Gross Domestic Product As Economic Well-Being Measure

Gross Domestic Product (GDP) calculates the monetary value of all final services and products, including those bought by consumers and those manufactured in a nation over a specific period. It gauges every product created within a nation’s borders (Dynan & Sheiner, 2018). As a result, some activities—such as non-market activities, intermediate items that have been transformed into final goods and services, transfer payments, and illegal and used goods—are not included in the GDP.
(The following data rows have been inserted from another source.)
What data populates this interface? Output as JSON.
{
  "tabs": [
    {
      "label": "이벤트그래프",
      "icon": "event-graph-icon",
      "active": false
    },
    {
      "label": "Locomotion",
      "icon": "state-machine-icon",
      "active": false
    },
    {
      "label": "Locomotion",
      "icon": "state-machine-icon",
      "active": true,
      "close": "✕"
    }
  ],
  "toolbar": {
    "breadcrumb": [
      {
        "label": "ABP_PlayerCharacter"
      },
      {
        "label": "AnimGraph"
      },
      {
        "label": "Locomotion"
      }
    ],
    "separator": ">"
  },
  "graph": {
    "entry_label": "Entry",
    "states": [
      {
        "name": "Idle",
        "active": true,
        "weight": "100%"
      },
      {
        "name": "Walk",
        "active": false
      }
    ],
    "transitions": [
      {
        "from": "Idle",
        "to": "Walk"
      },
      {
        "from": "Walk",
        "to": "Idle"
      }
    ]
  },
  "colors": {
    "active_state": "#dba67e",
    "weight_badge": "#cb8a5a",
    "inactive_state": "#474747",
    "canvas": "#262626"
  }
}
Used products are excluded from the GDP simply because they were manufactured in the previous year and included in the GDP of that year; hence, there is no need to include them in the current year’s GDP. Transfer payments, such as the government’s payments to the people, such as social security, are also not included in the GDP because they are not part of the country’s production. In addition, non-market activities such as home production are counted as services not sold at the marketplace and, therefore, not included in the GDP (Dynan & Sheiner, 2018). Another item excluded from the GDP is the intermediate products or the goods used to produce other products because the final product is a product that cannot be used to produce another commodity. Thus, an intermediate product will not be counted as a final good. Finally, illegal activities, for example, the production and distribution of banned drugs, counterfeited products, and pornographic materials, are also not included in the GDP because they do not pertain to any agreement and are not productive.
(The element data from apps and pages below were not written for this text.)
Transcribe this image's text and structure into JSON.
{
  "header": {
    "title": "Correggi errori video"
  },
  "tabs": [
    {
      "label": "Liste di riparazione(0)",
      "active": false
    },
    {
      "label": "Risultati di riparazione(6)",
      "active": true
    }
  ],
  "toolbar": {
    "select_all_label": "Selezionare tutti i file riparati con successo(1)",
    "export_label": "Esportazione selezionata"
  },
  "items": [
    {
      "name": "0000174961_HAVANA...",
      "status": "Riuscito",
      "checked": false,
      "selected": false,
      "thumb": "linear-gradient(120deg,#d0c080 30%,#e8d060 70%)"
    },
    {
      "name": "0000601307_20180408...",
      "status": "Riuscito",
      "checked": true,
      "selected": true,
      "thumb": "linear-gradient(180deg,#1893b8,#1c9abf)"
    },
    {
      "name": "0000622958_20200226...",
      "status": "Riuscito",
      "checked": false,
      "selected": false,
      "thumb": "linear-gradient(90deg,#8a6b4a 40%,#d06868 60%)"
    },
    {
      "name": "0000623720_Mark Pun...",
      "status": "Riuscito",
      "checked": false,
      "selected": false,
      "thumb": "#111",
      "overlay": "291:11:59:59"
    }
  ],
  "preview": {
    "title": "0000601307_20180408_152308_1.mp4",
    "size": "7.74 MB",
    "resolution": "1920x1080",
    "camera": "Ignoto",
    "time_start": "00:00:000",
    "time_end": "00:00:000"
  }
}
In conclusion, the gross domestic product consists of the services and products produced to be sold in the market. It may also include non-market produce such as education services or defence services offered by the governments but not every productive activity should be included in the GDP.


Dynan, K., & Sheiner, L. (2018). GDP as a measure of economic well-being. Brookings.